→ **What is expected**
Identify, in the records below, every line where the string "this" appears, and copy each such line.

(Extracted records)
== == ==
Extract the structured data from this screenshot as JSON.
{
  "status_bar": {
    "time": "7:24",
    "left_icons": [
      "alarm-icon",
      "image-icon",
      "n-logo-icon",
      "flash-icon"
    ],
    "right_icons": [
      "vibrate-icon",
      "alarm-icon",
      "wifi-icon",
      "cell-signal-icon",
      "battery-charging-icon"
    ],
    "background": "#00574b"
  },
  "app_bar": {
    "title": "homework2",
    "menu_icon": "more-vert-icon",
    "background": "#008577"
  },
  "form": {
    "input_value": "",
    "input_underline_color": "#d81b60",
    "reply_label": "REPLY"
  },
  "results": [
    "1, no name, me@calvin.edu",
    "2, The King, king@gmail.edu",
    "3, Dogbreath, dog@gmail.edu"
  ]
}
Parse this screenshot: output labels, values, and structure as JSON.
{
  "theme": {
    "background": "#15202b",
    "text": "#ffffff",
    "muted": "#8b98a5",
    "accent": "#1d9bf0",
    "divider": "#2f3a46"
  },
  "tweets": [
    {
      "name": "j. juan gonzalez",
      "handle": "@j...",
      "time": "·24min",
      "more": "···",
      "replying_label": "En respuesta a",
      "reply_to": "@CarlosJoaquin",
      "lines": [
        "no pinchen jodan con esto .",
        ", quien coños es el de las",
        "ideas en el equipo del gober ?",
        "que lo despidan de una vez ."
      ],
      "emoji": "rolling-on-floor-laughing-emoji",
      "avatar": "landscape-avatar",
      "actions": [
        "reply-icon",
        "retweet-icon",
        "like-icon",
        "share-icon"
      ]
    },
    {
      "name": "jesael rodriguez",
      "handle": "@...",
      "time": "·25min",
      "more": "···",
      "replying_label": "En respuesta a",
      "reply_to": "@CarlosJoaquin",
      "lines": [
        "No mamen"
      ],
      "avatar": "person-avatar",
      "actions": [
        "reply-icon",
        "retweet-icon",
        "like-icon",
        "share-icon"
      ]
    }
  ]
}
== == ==
→ **Answer space**
Extract the structured data from this screenshot as JSON.
Parse this screenshot: output labels, values, and structure as JSON.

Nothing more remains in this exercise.